EXERCISE REQUIREMENTS: For the word "screenshot", determine how many lines of the entries below contain it, and give only that number.

** DATA FOR THIS TASK follows **

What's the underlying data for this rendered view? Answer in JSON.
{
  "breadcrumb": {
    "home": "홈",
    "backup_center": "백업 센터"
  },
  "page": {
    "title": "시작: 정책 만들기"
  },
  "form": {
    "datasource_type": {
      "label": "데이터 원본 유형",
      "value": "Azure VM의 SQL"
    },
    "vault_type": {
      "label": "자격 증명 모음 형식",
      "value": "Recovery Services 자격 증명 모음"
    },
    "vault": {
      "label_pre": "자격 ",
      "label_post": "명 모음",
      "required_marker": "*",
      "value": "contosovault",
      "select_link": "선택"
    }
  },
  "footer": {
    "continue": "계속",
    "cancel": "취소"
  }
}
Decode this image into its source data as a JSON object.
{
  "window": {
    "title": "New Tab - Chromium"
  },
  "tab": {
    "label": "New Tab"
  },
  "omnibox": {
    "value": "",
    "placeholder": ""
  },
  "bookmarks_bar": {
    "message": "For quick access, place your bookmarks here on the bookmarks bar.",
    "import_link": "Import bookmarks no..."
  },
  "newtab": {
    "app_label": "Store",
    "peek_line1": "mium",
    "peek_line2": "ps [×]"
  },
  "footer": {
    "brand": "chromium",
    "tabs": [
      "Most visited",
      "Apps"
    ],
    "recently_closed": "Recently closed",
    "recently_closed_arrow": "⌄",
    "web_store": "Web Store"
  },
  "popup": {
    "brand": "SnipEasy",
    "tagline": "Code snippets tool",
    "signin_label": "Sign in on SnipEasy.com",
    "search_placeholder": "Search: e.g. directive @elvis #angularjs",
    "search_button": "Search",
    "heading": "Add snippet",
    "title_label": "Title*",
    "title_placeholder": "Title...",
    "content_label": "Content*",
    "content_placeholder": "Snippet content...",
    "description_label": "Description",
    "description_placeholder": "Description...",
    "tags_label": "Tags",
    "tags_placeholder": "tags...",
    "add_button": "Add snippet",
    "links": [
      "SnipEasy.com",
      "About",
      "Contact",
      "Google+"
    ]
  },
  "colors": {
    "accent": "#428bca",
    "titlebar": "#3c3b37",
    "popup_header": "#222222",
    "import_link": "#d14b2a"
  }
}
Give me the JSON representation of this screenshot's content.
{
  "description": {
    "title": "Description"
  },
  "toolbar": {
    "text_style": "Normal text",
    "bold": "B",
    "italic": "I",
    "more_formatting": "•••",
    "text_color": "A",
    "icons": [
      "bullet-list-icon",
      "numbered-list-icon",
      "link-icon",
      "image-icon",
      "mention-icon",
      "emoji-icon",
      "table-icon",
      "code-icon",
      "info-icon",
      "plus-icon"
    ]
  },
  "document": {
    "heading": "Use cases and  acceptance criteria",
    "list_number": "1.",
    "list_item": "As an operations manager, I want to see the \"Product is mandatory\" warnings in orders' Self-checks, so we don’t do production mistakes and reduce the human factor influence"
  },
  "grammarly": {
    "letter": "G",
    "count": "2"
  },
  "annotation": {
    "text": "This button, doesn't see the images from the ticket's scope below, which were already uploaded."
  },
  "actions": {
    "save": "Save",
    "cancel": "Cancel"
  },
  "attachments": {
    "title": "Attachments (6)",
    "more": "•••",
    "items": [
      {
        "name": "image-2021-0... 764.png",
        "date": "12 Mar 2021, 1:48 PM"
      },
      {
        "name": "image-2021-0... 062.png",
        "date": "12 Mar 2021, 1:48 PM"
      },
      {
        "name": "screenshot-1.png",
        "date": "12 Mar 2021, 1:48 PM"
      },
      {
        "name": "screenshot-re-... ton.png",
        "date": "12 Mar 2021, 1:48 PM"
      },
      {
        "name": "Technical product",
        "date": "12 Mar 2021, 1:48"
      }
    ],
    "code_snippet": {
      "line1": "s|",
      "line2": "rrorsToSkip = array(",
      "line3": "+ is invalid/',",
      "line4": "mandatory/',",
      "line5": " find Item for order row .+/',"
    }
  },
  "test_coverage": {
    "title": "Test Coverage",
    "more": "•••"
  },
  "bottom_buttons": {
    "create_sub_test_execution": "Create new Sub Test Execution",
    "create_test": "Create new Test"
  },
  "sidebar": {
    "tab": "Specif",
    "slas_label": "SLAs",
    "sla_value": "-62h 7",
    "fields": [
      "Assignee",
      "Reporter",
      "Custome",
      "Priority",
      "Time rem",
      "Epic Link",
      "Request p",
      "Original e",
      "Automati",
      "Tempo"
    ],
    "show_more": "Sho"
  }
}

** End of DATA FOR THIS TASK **

RESULT BELOW: 3